(Beginning of Records supplied)
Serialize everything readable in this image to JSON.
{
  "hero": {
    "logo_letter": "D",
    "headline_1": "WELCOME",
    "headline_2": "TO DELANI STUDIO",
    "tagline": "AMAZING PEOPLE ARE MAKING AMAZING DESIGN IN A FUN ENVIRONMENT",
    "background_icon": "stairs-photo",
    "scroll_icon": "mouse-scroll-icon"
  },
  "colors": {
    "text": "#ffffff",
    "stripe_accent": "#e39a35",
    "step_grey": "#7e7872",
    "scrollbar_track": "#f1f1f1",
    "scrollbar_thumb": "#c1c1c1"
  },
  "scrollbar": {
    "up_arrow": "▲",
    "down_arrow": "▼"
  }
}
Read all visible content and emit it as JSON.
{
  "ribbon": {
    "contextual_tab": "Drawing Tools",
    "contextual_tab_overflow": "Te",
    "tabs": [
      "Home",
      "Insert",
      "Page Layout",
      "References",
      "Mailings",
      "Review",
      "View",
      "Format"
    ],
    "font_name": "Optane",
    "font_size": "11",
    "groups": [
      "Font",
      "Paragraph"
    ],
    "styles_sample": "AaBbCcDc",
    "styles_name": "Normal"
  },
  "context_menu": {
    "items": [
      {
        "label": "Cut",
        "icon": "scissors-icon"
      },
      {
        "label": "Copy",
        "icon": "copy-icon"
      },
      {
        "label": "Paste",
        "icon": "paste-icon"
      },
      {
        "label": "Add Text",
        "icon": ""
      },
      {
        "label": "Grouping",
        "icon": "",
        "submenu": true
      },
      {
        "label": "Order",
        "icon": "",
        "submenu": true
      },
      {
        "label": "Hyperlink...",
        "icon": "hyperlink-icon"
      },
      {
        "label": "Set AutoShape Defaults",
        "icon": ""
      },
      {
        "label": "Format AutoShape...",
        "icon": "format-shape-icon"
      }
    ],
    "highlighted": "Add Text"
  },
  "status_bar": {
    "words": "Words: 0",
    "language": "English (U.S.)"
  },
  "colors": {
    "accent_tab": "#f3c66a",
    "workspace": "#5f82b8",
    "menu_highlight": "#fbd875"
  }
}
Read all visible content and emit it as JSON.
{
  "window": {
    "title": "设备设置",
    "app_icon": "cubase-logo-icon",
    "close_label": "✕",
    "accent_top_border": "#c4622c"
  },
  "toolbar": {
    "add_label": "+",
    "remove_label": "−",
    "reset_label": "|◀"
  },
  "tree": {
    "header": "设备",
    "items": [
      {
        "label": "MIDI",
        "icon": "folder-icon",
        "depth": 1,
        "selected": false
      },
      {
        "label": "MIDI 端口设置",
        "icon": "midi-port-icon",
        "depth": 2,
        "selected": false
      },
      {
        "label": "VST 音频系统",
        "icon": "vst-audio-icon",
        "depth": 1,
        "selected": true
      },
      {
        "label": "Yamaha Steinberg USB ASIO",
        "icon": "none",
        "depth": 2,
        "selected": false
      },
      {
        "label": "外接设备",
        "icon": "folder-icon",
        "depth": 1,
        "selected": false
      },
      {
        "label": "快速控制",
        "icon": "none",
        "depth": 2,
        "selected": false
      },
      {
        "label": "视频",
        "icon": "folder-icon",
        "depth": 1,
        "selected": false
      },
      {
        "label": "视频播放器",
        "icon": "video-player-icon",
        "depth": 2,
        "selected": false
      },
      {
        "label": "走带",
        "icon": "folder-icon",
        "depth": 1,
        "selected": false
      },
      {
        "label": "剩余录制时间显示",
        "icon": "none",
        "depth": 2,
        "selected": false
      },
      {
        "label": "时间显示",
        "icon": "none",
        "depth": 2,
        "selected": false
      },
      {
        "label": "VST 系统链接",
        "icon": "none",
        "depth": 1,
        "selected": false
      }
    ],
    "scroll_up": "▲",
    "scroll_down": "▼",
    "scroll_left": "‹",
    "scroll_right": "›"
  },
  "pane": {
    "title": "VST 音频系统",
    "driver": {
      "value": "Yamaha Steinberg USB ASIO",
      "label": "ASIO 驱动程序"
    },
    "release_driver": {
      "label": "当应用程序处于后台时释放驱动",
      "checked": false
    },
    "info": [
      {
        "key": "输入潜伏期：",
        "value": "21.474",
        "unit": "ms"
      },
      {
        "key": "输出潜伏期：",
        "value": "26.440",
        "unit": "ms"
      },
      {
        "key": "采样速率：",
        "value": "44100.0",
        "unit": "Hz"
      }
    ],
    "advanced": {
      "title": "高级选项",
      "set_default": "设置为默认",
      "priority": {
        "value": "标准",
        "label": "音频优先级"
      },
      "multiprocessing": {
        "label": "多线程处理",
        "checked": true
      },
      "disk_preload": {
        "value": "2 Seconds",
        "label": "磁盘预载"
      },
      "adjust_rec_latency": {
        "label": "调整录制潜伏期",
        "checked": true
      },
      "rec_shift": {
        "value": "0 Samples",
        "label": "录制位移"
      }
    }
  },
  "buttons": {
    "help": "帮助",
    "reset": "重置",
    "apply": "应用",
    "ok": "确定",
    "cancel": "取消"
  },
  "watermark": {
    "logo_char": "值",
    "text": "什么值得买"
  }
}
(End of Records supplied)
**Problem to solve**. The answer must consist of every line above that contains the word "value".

**Response to this exercise**.
      "value": "Yamaha Steinberg USB ASIO",
        "value": "21.474",
        "value": "26.440",
        "value": "44100.0",
        "value": "标准",
        "value": "2 Seconds",
        "value": "0 Samples",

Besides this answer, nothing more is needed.